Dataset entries

-*-

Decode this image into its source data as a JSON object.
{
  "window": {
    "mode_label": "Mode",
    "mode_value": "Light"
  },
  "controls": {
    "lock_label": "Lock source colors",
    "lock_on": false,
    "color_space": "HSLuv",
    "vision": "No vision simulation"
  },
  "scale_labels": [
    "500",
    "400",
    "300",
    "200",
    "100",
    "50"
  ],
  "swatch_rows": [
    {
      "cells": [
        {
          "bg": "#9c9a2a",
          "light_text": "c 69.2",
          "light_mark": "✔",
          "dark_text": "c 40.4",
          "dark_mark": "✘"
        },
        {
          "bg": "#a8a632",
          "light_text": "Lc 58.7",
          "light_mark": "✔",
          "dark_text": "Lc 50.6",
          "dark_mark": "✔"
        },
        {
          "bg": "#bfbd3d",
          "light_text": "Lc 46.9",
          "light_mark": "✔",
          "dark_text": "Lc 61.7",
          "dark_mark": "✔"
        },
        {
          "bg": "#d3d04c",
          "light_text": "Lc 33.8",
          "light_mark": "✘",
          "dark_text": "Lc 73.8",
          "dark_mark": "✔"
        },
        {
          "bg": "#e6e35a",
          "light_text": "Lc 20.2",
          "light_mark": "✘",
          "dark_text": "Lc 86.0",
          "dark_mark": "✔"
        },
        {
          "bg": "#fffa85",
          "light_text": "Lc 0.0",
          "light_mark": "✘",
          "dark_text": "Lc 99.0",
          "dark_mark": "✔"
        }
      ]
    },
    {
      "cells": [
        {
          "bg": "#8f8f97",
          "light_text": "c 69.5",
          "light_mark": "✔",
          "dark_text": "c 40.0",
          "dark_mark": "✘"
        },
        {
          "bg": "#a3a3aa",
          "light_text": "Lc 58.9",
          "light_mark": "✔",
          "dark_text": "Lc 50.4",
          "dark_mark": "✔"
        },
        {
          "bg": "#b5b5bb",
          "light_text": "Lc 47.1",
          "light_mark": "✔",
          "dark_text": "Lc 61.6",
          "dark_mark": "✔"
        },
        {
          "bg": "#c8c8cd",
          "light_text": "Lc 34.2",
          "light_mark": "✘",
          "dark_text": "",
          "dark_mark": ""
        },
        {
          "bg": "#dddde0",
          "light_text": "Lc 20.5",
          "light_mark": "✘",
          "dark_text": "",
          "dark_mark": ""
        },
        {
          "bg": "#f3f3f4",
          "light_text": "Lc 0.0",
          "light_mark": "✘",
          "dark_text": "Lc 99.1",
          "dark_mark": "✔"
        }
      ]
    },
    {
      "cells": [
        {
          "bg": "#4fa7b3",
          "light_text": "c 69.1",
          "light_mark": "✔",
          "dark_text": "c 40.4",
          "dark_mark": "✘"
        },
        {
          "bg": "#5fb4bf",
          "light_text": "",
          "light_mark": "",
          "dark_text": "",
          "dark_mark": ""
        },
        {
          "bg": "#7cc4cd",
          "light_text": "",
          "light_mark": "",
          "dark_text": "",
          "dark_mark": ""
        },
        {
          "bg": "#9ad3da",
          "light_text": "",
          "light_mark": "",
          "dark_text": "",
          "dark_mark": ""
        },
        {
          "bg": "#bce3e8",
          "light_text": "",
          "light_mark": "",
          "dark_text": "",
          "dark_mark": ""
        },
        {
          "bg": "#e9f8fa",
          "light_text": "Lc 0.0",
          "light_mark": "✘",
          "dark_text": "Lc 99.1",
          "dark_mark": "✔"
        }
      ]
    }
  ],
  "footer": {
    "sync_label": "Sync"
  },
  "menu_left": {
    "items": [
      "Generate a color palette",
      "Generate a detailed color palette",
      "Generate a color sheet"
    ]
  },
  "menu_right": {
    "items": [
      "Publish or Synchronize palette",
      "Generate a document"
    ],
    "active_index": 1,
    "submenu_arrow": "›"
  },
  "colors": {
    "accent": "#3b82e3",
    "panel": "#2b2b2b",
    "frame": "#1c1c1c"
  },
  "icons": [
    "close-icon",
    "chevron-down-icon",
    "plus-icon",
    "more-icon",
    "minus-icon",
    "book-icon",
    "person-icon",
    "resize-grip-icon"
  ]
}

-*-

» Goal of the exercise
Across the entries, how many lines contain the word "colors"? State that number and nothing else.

» Answer to this task
2